» PROBLEM TO WORK ON: A faithful copy without images is required: write out all the records exactly.

*** DATA SECTION Section Begins ***

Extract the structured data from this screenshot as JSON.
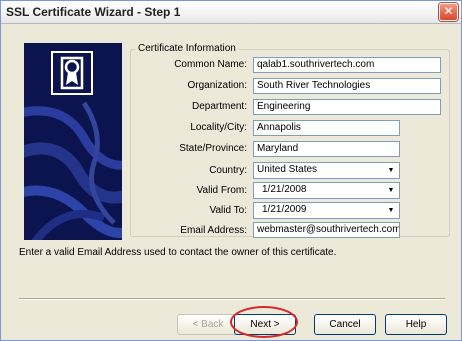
{
  "window": {
    "title": "SSL Certificate Wizard - Step 1",
    "close_glyph": "✕"
  },
  "group": {
    "label": "Certificate Information"
  },
  "fields": {
    "common_name": {
      "label": "Common Name:",
      "value": "qalab1.southrivertech.com"
    },
    "organization": {
      "label": "Organization:",
      "value": "South River Technologies"
    },
    "department": {
      "label": "Department:",
      "value": "Engineering"
    },
    "locality": {
      "label": "Locality/City:",
      "value": "Annapolis"
    },
    "state": {
      "label": "State/Province:",
      "value": "Maryland"
    },
    "country": {
      "label": "Country:",
      "value": "United States"
    },
    "valid_from": {
      "label": "Valid From:",
      "value": "1/21/2008"
    },
    "valid_to": {
      "label": "Valid To:",
      "value": "1/21/2009"
    },
    "email": {
      "label": "Email Address:",
      "value": "webmaster@southrivertech.com"
    }
  },
  "message": "Enter a valid Email Address used to contact the owner of this certificate.",
  "buttons": {
    "back": "< Back",
    "next": "Next >",
    "cancel": "Cancel",
    "help": "Help"
  },
  "icons": {
    "certificate": "certificate-icon",
    "close": "close-icon",
    "dropdown": "chevron-down-icon"
  },
  "colors": {
    "highlight": "#d42a2a",
    "panel": "#0c1450"
  }
}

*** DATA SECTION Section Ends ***

» RESPONSE AREA:
Extract the structured data from this screenshot as JSON.
{
  "window": {
    "title": "SSL Certificate Wizard - Step 1",
    "close_glyph": "✕"
  },
  "group": {
    "label": "Certificate Information"
  },
  "fields": {
    "common_name": {
      "label": "Common Name:",
      "value": "qalab1.southrivertech.com"
    },
    "organization": {
      "label": "Organization:",
      "value": "South River Technologies"
    },
    "department": {
      "label": "Department:",
      "value": "Engineering"
    },
    "locality": {
      "label": "Locality/City:",
      "value": "Annapolis"
    },
    "state": {
      "label": "State/Province:",
      "value": "Maryland"
    },
    "country": {
      "label": "Country:",
      "value": "United States"
    },
    "valid_from": {
      "label": "Valid From:",
      "value": "1/21/2008"
    },
    "valid_to": {
      "label": "Valid To:",
      "value": "1/21/2009"
    },
    "email": {
      "label": "Email Address:",
      "value": "webmaster@southrivertech.com"
    }
  },
  "message": "Enter a valid Email Address used to contact the owner of this certificate.",
  "buttons": {
    "back": "< Back",
    "next": "Next >",
    "cancel": "Cancel",
    "help": "Help"
  },
  "icons": {
    "certificate": "certificate-icon",
    "close": "close-icon",
    "dropdown": "chevron-down-icon"
  },
  "colors": {
    "highlight": "#d42a2a",
    "panel": "#0c1450"
  }
}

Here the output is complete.